Internet Address questions:
There are two types of Internet addresses--domain addresses made up of
words separated by dots (for example, world.std.com), and IP addresses
made up of four numbers separated by dots (for example, 220.127.116.11).
Both types represent computer addresses on the Internet, and for many
purposes, either type can be used. Numbered IP addresses represent
specific computers on the Internet. Domain addresses may represent a
specific computer or may be less specific.
Domain name addresses all end with a correct top-level domain. The top-level domains may be any of these:
- a two-letter country code, such as us, uk, or mx. See the country code table.
A complete domain address adds one or more terms to the left of the
top-level domain, separated by dots.
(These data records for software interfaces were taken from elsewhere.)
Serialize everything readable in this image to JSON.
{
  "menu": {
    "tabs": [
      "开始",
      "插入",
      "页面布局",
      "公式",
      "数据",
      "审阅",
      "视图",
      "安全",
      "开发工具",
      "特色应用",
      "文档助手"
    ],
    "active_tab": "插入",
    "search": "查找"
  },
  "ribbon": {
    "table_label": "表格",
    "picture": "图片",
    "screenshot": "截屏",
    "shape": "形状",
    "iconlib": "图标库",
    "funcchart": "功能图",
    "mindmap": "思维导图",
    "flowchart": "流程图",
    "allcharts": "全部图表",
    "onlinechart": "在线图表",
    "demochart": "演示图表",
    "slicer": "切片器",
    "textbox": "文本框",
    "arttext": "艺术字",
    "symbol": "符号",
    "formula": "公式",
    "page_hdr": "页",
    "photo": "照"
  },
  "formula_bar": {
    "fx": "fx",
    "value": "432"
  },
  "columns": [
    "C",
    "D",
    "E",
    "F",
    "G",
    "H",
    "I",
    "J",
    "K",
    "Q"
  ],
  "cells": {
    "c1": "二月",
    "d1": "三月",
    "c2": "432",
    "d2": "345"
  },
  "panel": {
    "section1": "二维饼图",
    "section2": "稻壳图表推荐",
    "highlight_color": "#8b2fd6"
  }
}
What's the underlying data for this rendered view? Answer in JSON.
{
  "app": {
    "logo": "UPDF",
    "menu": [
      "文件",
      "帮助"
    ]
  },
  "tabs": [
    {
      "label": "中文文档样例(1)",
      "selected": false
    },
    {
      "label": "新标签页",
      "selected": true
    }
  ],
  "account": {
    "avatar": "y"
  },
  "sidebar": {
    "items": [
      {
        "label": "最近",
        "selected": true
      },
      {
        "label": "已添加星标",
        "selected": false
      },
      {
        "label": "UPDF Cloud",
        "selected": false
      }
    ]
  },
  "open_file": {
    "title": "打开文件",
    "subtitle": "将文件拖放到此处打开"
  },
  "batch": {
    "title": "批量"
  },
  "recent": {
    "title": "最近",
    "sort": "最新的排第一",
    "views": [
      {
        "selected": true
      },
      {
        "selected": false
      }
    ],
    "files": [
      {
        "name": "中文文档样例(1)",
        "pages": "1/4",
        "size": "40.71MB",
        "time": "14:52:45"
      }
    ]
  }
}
The top-level domain at the right is the most general; each term to the left is more specific.
The Internet Corporation for Assigned Names and Numbers (ICANN) announced a new series of top level domains to become available for registration in 2001. They are:
IP, or Internet Protocol, addresses consist of four numbers from 0 to
255, separated by dots. The first number is the most general, and each
following number is more specific.
A network might be assigned the hypothetical numbers 18.104.22.168 through
22.214.171.124. This would give them 256 numbers to use. A very large
network might be given all numbers beginning with, for example, 125.211.
This would give that network approximately 65 thousand addresses to use
from 126.96.36.199 through 188.8.131.52. More commonly, a network will
be assigned a portion of the range appropriate to its size.